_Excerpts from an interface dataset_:
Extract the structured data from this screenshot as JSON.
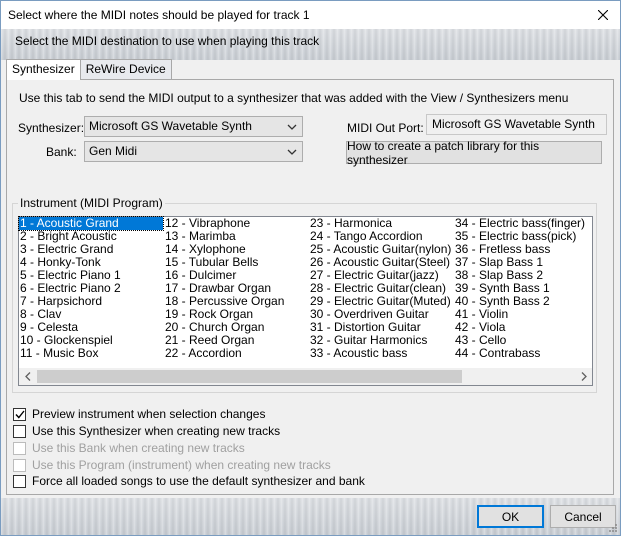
{
  "window": {
    "title": "Select where the MIDI notes should be played for track 1",
    "description": "Select the MIDI destination to use when playing this track"
  },
  "tabs": [
    {
      "label": "Synthesizer",
      "active": true
    },
    {
      "label": "ReWire Device",
      "active": false
    }
  ],
  "synth_tab": {
    "intro": "Use this tab to send the MIDI output to a synthesizer that was added with the View / Synthesizers menu",
    "synth_label": "Synthesizer:",
    "synth_value": "Microsoft GS Wavetable Synth",
    "bank_label": "Bank:",
    "bank_value": "Gen Midi",
    "midi_out_label": "MIDI Out Port:",
    "midi_out_value": "Microsoft GS Wavetable Synth",
    "patch_button": "How to create a patch library for this synthesizer"
  },
  "instrument_group": {
    "legend": "Instrument (MIDI Program)",
    "columns": [
      [
        "1 - Acoustic Grand",
        "2 - Bright Acoustic",
        "3 - Electric Grand",
        "4 - Honky-Tonk",
        "5 - Electric Piano 1",
        "6 - Electric Piano 2",
        "7 - Harpsichord",
        "8 - Clav",
        "9 - Celesta",
        "10 - Glockenspiel",
        "11 - Music Box"
      ],
      [
        "12 - Vibraphone",
        "13 - Marimba",
        "14 - Xylophone",
        "15 - Tubular Bells",
        "16 - Dulcimer",
        "17 - Drawbar Organ",
        "18 - Percussive Organ",
        "19 - Rock Organ",
        "20 - Church Organ",
        "21 - Reed Organ",
        "22 - Accordion"
      ],
      [
        "23 - Harmonica",
        "24 - Tango Accordion",
        "25 - Acoustic Guitar(nylon)",
        "26 - Acoustic Guitar(Steel)",
        "27 - Electric Guitar(jazz)",
        "28 - Electric Guitar(clean)",
        "29 - Electric Guitar(Muted)",
        "30 - Overdriven Guitar",
        "31 - Distortion Guitar",
        "32 - Guitar Harmonics",
        "33 - Acoustic bass"
      ],
      [
        "34 - Electric bass(finger)",
        "35 - Electric bass(pick)",
        "36 - Fretless bass",
        "37 - Slap Bass 1",
        "38 - Slap Bass 2",
        "39 - Synth Bass 1",
        "40 - Synth Bass 2",
        "41 - Violin",
        "42 - Viola",
        "43 - Cello",
        "44 - Contrabass"
      ]
    ],
    "selected": "1 - Acoustic Grand"
  },
  "options": [
    {
      "label": "Preview instrument when selection changes",
      "checked": true,
      "disabled": false
    },
    {
      "label": "Use this Synthesizer when creating new tracks",
      "checked": false,
      "disabled": false
    },
    {
      "label": "Use this Bank when creating new tracks",
      "checked": false,
      "disabled": true
    },
    {
      "label": "Use this Program (instrument) when creating new tracks",
      "checked": false,
      "disabled": true
    },
    {
      "label": "Force all loaded songs to use the default synthesizer and bank",
      "checked": false,
      "disabled": false
    }
  ],
  "buttons": {
    "ok": "OK",
    "cancel": "Cancel"
  },
  "icons": {
    "close": "close-icon",
    "dropdown": "chevron-down-icon",
    "scroll_left": "chevron-left-icon",
    "scroll_right": "chevron-right-icon",
    "check": "checkmark-icon",
    "resize": "resize-grip-icon"
  },
  "colors": {
    "selection": "#0078d7",
    "default_button_border": "#0078d7",
    "disabled_text": "#a0a0a0"
  }
}
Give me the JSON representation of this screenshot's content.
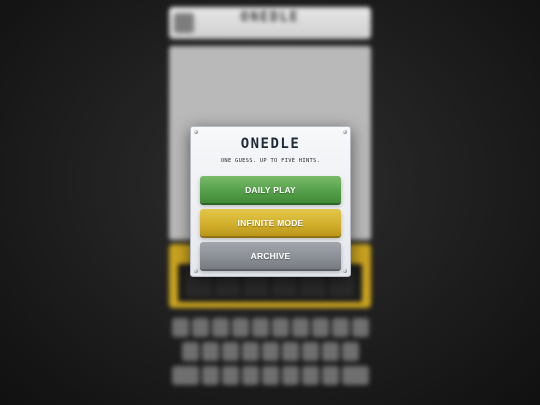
{
  "background_game": {
    "title": "ONEDLE",
    "subtitle": "",
    "keyboard_rows": [
      10,
      9,
      9
    ]
  },
  "modal": {
    "title": "ONEDLE",
    "tagline": "ONE GUESS. UP TO FIVE HINTS.",
    "buttons": {
      "daily": "DAILY PLAY",
      "infinite": "INFINITE MODE",
      "archive": "ARCHIVE"
    }
  },
  "colors": {
    "daily": "#55a04a",
    "infinite": "#d3b02c",
    "archive": "#8b9096",
    "title": "#1d2a3a"
  }
}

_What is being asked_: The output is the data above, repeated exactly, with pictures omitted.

_Exercise response_:
Extract the structured data from this screenshot as JSON.
{
  "window": {
    "title": "Select where the MIDI notes should be played for track 1",
    "description": "Select the MIDI destination to use when playing this track"
  },
  "tabs": [
    {
      "label": "Synthesizer",
      "active": true
    },
    {
      "label": "ReWire Device",
      "active": false
    }
  ],
  "synth_tab": {
    "intro": "Use this tab to send the MIDI output to a synthesizer that was added with the View / Synthesizers menu",
    "synth_label": "Synthesizer:",
    "synth_value": "Microsoft GS Wavetable Synth",
    "bank_label": "Bank:",
    "bank_value": "Gen Midi",
    "midi_out_label": "MIDI Out Port:",
    "midi_out_value": "Microsoft GS Wavetable Synth",
    "patch_button": "How to create a patch library for this synthesizer"
  },
  "instrument_group": {
    "legend": "Instrument (MIDI Program)",
    "columns": [
      [
        "1 - Acoustic Grand",
        "2 - Bright Acoustic",
        "3 - Electric Grand",
        "4 - Honky-Tonk",
        "5 - Electric Piano 1",
        "6 - Electric Piano 2",
        "7 - Harpsichord",
        "8 - Clav",
        "9 - Celesta",
        "10 - Glockenspiel",
        "11 - Music Box"
      ],
      [
        "12 - Vibraphone",
        "13 - Marimba",
        "14 - Xylophone",
        "15 - Tubular Bells",
        "16 - Dulcimer",
        "17 - Drawbar Organ",
        "18 - Percussive Organ",
        "19 - Rock Organ",
        "20 - Church Organ",
        "21 - Reed Organ",
        "22 - Accordion"
      ],
      [
        "23 - Harmonica",
        "24 - Tango Accordion",
        "25 - Acoustic Guitar(nylon)",
        "26 - Acoustic Guitar(Steel)",
        "27 - Electric Guitar(jazz)",
        "28 - Electric Guitar(clean)",
        "29 - Electric Guitar(Muted)",
        "30 - Overdriven Guitar",
        "31 - Distortion Guitar",
        "32 - Guitar Harmonics",
        "33 - Acoustic bass"
      ],
      [
        "34 - Electric bass(finger)",
        "35 - Electric bass(pick)",
        "36 - Fretless bass",
        "37 - Slap Bass 1",
        "38 - Slap Bass 2",
        "39 - Synth Bass 1",
        "40 - Synth Bass 2",
        "41 - Violin",
        "42 - Viola",
        "43 - Cello",
        "44 - Contrabass"
      ]
    ],
    "selected": "1 - Acoustic Grand"
  },
  "options": [
    {
      "label": "Preview instrument when selection changes",
      "checked": true,
      "disabled": false
    },
    {
      "label": "Use this Synthesizer when creating new tracks",
      "checked": false,
      "disabled": false
    },
    {
      "label": "Use this Bank when creating new tracks",
      "checked": false,
      "disabled": true
    },
    {
      "label": "Use this Program (instrument) when creating new tracks",
      "checked": false,
      "disabled": true
    },
    {
      "label": "Force all loaded songs to use the default synthesizer and bank",
      "checked": false,
      "disabled": false
    }
  ],
  "buttons": {
    "ok": "OK",
    "cancel": "Cancel"
  },
  "icons": {
    "close": "close-icon",
    "dropdown": "chevron-down-icon",
    "scroll_left": "chevron-left-icon",
    "scroll_right": "chevron-right-icon",
    "check": "checkmark-icon",
    "resize": "resize-grip-icon"
  },
  "colors": {
    "selection": "#0078d7",
    "default_button_border": "#0078d7",
    "disabled_text": "#a0a0a0"
  }
}
Give me the JSON representation of this screenshot's content.
{
  "background_game": {
    "title": "ONEDLE",
    "subtitle": "",
    "keyboard_rows": [
      10,
      9,
      9
    ]
  },
  "modal": {
    "title": "ONEDLE",
    "tagline": "ONE GUESS. UP TO FIVE HINTS.",
    "buttons": {
      "daily": "DAILY PLAY",
      "infinite": "INFINITE MODE",
      "archive": "ARCHIVE"
    }
  },
  "colors": {
    "daily": "#55a04a",
    "infinite": "#d3b02c",
    "archive": "#8b9096",
    "title": "#1d2a3a"
  }
}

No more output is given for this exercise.